Log in
Updated seconds ago

Solo dream gives new life to Leila

When Leila Kayondo broke away from Eddie Yawe’s Dream Gals, it looked like career suicide. Leila – now enjoying such solo hits as Nkwagala and Kiruma Nyo – wondered if she had not committed a blunder because in quitting Dream Gals, “I had not asked for anyone’s advice. I had not talked to my mum or friends or asked anyone. I thought I knew what I wanted and I was going for it.”
Just after quitting Dream Gals in February 2008, Leila found herself almost overwhelmed with self doubt that the petite singer was consoling herself that, music was not the only thing she could do.

“I am almost graduating. I can get a good job after studies,” she said to herself.
This was at a time when Leila had just begun her SWSA degree course at Christian University Mukono, Kampala branch.

But if you have watched the incredibly sexy music videos of Nkwagala and Kiruma Nyo on TV, whose allure comes as much from the artistry of the videographer as from Leila herself, it is impossible to imagine Leila doing anything but singing.

“Music is my first love. I cannot imagine my life without singing!,” she admitted.
“It was my talent which kept me hopeful when everything was going bad. But you can’t just have talent. You have to fight. You can sing a good song and it doesn’t sell,” she said. “I have so many friends who are sitting at home with their nice songs. They can’t fight for their songs. You have to fight and be proud of your music.”

It was this fearless streak that encouraged Leila to venture out of Dream Gals even when Lero Weekend, the all-girls’ group hit, was doing very well in late 2007 and early 2008.
Leila says she left the group because, “I was more ambitious than the other girls; Renah and Anita. I wanted to do things on my own. I thought I could do things that I could not do within the group. I had also been approached by Universal Entertainment Company who wanted to sign me for three years.”

Chasing the musical dream is what prompted Leila in 2006 to cast her natural timidity aside to participate in the Record TV sponsored Super Gals competition.
“I did not win but I did not do so bad,” she recalls. “Out of 400 girls who participated, I was 7th and it was from that competition that Eddie Yawe spotted me and called me.”
Born January 1, 1988, it is a bit of a surprise that Leila comes from a Muslim family.
 
“My dad Kayondo Yahaya is a quiet man who will not hesitate to tell you if something does not make him happy. It is my mother Kayondo Faridah who I had to convince when I wanted to get into music seriously,” she says.
“I have been in boarding school all my life so my parents did not know that I had begun singing so early.”

Leila cut her teeth in school choirs and took part in school festivals when she was at Seeta Boarding Primary School and at Naalya Secondary School Namugongo for my O-Level. She continued the same road when she joined Greenville International School for A-Level.
At only 21, one would confidently say that Leila is already fairly successful as a solo artiste.
 
And she agrees; “All the work is in my hands. It has given me more confidence because people know me as Leila, not Leila of Dream Gals. I enjoy more every bit of the work. When the profits come, they also come to me!”
And she is only getting started.

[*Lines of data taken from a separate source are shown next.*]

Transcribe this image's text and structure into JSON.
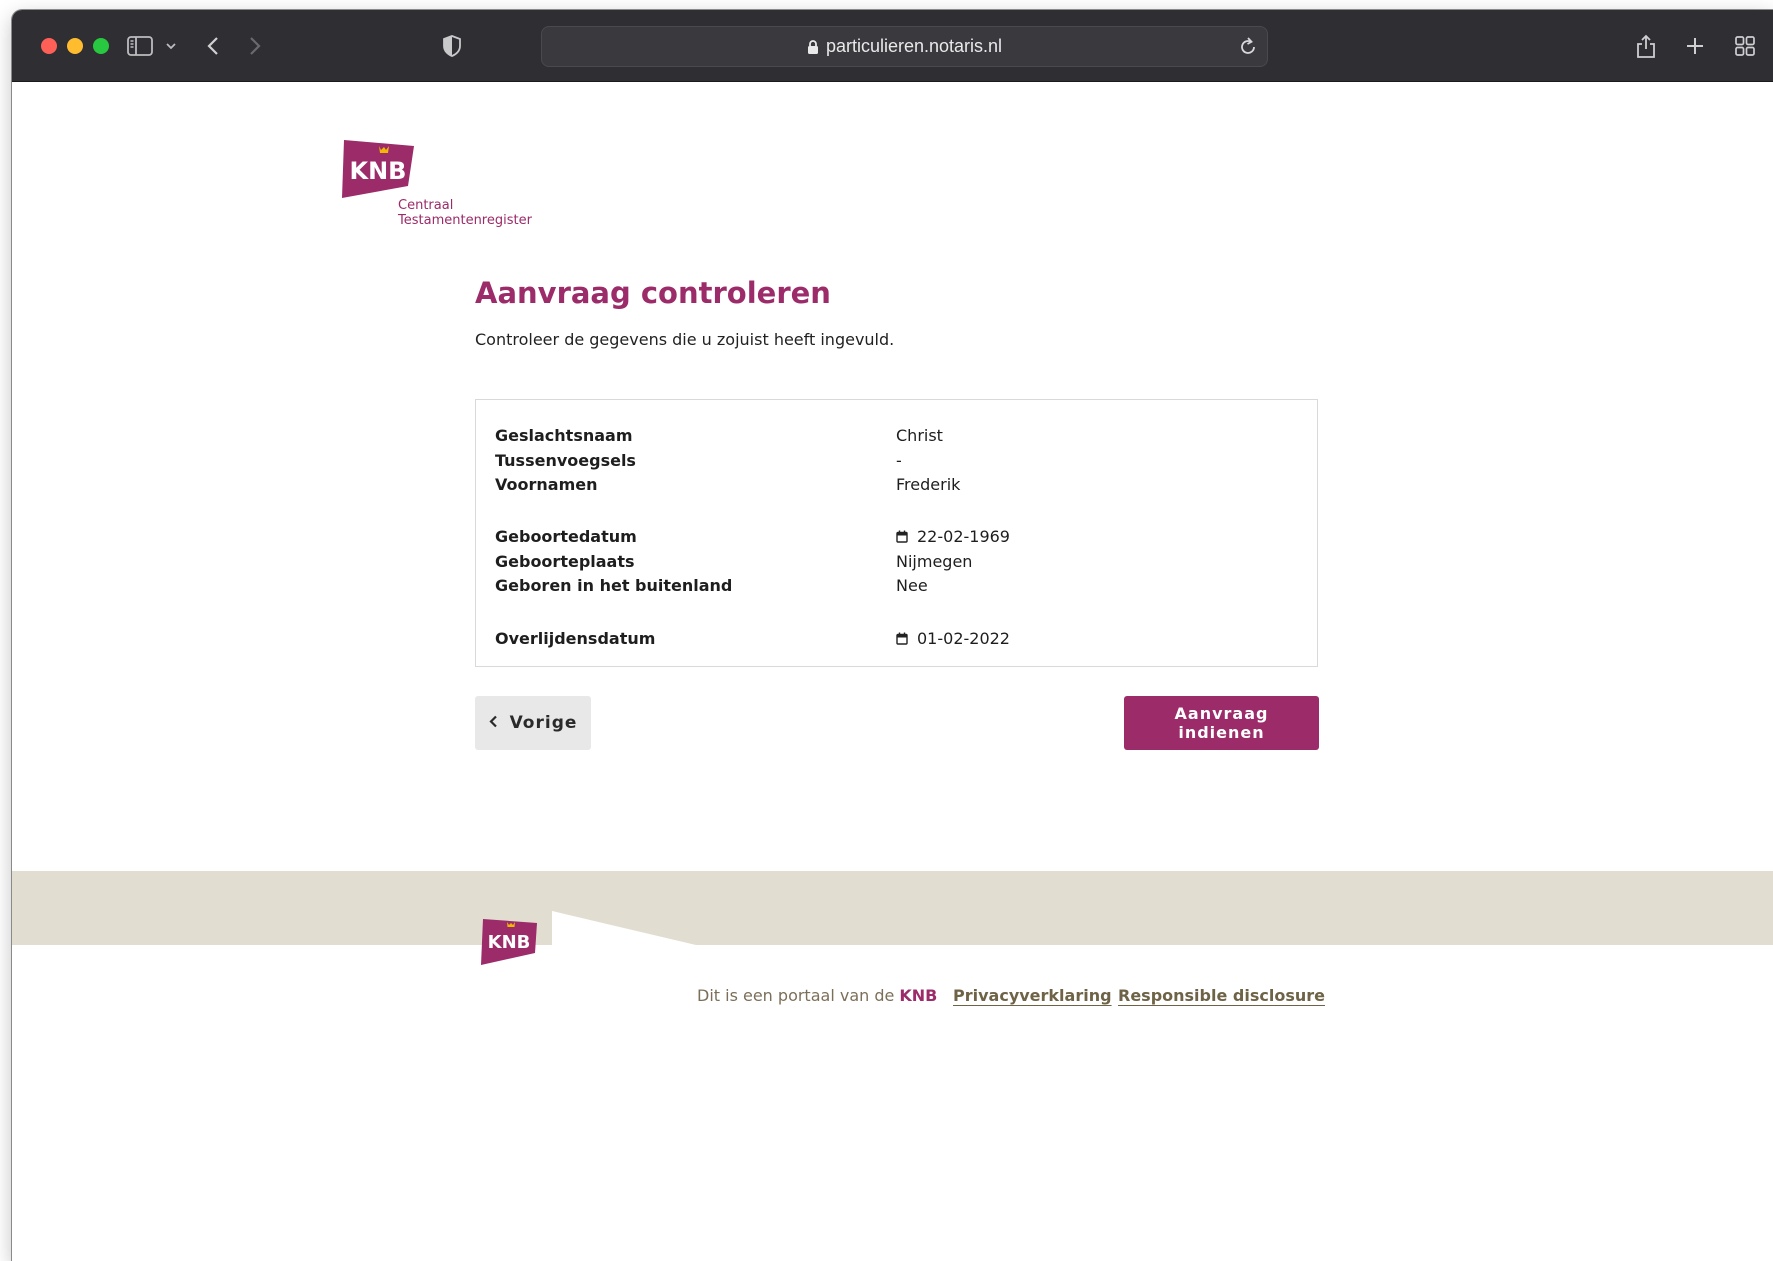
{
  "browser": {
    "url": "particulieren.notaris.nl"
  },
  "brand": {
    "logo_text": "KNB",
    "subtitle_line1": "Centraal",
    "subtitle_line2": "Testamentenregister",
    "primary_color": "#9b2b69",
    "footer_color": "#e2ddd1"
  },
  "main": {
    "title": "Aanvraag controleren",
    "intro": "Controleer de gegevens die u zojuist heeft ingevuld.",
    "fields": [
      {
        "label": "Geslachtsnaam",
        "value": "Christ"
      },
      {
        "label": "Tussenvoegsels",
        "value": "-"
      },
      {
        "label": "Voornamen",
        "value": "Frederik"
      },
      {
        "label": "Geboortedatum",
        "value": "22-02-1969",
        "icon": "calendar-icon"
      },
      {
        "label": "Geboorteplaats",
        "value": "Nijmegen"
      },
      {
        "label": "Geboren in het buitenland",
        "value": "Nee"
      },
      {
        "label": "Overlijdensdatum",
        "value": "01-02-2022",
        "icon": "calendar-icon"
      }
    ],
    "prev_label": "Vorige",
    "submit_label": "Aanvraag indienen"
  },
  "footer": {
    "logo_text": "KNB",
    "portal_text": "Dit is een portaal van de",
    "portal_brand": "KNB",
    "privacy_label": "Privacyverklaring",
    "disclosure_label": "Responsible disclosure"
  }
}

dtumusiime@observer.ug

Comments are now closed for this entry